Task requirements> Compute how many lines in the records below contain the string "September" and give that number without other output.

(Material to process)

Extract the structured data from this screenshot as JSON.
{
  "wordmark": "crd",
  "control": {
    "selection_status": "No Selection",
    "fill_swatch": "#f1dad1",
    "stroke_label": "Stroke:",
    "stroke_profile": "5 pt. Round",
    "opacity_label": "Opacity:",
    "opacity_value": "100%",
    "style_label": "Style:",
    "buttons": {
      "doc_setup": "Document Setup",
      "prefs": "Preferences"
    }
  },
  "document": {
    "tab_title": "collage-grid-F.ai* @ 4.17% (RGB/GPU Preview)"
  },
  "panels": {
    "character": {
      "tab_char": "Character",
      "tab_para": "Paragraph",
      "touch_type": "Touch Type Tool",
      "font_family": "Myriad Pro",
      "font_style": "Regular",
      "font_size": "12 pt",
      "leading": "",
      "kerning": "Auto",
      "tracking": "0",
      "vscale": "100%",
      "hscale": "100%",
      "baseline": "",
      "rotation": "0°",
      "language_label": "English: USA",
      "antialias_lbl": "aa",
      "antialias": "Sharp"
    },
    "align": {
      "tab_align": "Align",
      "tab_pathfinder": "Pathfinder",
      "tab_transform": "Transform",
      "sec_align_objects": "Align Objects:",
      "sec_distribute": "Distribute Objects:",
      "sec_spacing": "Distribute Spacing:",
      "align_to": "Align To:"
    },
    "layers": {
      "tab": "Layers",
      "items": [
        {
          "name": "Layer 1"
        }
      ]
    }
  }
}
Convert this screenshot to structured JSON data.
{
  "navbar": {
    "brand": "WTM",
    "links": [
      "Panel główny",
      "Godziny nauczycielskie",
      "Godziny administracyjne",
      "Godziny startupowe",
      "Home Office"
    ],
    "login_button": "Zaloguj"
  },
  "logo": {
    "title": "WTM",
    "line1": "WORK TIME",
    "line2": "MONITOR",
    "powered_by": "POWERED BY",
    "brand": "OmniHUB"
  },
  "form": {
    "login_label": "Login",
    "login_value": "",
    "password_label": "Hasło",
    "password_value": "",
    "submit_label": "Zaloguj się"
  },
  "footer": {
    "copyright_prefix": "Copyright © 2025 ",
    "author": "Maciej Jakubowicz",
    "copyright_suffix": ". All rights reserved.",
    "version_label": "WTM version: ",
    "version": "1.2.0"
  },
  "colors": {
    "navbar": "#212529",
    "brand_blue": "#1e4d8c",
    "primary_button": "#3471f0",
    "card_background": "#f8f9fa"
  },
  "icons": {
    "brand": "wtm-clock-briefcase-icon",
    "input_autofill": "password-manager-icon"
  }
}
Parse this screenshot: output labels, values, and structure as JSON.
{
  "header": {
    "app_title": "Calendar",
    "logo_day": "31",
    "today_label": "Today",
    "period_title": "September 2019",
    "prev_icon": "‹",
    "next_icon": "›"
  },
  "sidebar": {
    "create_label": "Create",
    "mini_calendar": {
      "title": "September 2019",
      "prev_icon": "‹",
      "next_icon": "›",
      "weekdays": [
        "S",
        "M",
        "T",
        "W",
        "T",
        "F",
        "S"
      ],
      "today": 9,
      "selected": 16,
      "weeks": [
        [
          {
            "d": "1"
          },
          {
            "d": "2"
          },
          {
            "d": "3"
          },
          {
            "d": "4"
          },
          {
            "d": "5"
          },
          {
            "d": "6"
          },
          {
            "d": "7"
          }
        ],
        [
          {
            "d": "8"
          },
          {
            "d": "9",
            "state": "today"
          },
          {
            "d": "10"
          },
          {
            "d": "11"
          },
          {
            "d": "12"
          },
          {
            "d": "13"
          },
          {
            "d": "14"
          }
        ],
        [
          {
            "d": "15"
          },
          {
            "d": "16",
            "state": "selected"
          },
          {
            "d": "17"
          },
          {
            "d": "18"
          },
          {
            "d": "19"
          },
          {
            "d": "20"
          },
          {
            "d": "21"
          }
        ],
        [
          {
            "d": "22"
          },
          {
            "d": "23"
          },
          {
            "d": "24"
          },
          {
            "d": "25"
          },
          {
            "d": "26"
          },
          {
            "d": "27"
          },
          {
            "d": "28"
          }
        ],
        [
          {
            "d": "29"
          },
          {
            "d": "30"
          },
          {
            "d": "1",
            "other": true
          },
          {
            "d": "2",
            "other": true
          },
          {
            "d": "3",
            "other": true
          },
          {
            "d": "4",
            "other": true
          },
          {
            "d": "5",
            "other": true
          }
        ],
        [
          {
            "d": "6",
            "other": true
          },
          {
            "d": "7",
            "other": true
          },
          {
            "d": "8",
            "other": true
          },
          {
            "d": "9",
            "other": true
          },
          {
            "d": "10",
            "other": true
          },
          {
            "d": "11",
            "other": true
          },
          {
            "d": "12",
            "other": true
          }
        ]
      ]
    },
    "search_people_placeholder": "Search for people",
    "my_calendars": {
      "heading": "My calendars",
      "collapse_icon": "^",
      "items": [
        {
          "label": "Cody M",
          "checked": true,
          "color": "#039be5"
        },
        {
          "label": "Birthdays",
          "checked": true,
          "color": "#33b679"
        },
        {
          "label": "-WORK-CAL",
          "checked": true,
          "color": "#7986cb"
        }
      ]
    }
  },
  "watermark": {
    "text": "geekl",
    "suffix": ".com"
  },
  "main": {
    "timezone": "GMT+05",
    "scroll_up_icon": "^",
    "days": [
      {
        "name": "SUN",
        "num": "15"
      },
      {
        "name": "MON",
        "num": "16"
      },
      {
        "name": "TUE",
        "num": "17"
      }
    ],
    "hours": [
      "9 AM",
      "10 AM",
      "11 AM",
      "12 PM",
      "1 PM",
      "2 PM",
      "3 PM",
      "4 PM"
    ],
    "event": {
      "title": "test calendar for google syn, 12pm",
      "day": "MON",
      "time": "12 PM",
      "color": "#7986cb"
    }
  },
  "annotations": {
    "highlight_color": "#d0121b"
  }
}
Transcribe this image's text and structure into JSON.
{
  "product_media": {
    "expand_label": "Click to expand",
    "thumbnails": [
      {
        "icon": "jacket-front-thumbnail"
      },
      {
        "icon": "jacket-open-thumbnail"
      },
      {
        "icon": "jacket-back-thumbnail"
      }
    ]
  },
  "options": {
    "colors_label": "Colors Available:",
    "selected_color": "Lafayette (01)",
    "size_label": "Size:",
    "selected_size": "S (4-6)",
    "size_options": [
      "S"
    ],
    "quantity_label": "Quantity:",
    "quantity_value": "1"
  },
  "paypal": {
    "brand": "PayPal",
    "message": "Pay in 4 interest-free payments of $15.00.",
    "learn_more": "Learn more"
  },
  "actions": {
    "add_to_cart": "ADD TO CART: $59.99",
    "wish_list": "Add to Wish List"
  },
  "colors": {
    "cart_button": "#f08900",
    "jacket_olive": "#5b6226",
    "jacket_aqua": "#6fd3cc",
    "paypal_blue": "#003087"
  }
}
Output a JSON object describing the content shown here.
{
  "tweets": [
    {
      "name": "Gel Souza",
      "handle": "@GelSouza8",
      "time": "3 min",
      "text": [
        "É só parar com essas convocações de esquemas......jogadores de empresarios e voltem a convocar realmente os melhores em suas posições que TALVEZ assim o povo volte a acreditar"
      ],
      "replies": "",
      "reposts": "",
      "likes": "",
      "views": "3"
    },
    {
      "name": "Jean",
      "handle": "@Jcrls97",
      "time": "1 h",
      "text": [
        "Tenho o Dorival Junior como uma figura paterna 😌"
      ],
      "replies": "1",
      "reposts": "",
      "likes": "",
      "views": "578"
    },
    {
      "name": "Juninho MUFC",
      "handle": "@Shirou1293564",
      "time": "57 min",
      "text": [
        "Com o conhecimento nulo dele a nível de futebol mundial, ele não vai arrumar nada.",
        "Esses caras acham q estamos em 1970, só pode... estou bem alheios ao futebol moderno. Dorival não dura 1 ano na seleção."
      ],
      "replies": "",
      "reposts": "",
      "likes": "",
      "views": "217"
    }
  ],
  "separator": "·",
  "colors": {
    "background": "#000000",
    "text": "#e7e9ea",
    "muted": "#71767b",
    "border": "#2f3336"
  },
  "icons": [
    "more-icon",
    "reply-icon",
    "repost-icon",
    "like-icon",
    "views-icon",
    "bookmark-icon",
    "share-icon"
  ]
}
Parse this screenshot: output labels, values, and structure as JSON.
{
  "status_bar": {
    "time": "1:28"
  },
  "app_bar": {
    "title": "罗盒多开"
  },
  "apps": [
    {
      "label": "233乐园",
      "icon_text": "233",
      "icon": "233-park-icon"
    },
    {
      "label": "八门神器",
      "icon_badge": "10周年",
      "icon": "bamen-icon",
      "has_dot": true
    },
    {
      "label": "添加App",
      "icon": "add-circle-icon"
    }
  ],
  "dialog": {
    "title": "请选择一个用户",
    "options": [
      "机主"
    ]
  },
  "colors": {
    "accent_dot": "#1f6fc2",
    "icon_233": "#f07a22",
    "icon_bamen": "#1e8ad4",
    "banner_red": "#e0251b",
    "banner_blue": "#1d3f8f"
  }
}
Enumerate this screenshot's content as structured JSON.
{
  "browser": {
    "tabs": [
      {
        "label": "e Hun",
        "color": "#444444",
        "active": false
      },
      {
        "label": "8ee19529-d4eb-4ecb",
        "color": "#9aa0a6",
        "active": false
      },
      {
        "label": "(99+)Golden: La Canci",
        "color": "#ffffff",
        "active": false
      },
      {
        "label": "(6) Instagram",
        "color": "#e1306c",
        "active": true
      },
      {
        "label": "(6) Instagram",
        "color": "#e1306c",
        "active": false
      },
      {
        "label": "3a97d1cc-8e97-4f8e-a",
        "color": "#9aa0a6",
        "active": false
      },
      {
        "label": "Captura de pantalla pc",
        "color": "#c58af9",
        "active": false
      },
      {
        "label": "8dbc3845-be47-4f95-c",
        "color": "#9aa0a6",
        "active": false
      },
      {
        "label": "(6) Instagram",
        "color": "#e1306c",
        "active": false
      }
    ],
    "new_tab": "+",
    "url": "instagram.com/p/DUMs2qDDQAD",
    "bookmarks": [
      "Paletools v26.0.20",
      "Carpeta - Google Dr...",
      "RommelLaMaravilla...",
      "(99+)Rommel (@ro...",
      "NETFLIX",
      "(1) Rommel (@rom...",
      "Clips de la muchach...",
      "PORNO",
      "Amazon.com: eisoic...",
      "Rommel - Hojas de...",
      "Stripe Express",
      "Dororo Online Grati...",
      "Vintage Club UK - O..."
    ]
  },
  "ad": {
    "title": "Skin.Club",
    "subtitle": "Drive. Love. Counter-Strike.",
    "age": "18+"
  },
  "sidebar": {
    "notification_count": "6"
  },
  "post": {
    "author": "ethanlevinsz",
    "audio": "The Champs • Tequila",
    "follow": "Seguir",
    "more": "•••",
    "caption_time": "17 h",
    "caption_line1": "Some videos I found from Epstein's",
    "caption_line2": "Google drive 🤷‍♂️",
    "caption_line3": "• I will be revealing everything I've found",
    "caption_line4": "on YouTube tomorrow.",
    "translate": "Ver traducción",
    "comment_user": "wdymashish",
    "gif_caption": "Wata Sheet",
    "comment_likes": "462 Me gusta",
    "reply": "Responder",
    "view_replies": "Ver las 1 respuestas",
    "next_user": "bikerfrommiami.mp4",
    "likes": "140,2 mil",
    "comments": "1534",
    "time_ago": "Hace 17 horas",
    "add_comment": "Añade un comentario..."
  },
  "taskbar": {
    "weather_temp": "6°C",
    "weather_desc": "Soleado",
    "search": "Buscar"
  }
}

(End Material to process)

Worked solution> 2